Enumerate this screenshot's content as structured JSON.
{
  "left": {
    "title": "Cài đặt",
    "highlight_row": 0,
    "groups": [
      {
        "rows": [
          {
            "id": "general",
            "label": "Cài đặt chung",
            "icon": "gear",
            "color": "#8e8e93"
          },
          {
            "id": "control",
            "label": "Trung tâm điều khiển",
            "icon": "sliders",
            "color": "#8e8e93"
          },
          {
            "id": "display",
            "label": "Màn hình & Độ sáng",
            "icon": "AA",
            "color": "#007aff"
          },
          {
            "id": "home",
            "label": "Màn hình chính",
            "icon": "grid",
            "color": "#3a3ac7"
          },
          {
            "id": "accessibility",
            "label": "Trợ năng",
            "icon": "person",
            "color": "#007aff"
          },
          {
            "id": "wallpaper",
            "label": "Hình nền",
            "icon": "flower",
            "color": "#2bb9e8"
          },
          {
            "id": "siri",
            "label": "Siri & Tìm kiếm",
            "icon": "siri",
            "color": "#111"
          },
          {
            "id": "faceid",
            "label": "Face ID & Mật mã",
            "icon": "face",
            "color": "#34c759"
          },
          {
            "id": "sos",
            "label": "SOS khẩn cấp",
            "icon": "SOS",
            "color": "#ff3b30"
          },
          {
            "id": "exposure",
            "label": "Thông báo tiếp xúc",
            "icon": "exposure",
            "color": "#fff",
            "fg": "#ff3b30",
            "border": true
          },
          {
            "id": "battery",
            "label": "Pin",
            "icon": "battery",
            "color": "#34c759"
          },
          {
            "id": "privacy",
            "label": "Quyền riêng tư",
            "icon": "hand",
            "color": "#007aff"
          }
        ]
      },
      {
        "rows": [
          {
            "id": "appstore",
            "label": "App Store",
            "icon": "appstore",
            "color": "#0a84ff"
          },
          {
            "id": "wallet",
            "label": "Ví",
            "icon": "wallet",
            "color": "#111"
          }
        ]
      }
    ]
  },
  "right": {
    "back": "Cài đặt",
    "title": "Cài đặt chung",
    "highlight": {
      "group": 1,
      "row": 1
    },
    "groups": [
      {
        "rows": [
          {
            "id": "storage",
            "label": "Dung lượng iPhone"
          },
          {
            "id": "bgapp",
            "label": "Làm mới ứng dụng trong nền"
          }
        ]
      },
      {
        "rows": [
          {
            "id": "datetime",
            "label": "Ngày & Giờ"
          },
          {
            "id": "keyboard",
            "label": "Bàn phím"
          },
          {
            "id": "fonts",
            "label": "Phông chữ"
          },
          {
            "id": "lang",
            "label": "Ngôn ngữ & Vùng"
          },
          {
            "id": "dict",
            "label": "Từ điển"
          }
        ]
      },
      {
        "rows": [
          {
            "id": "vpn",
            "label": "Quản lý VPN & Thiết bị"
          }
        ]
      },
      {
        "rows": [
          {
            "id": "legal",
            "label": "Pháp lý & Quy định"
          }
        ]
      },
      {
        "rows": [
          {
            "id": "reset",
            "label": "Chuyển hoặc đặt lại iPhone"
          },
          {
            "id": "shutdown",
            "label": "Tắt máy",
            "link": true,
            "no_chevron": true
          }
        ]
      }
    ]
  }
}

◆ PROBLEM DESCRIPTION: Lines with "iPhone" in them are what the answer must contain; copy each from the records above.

◆ FINISHED TASK:
            "label": "Dung lượng iPhone"
            "label": "Chuyển hoặc đặt lại iPhone"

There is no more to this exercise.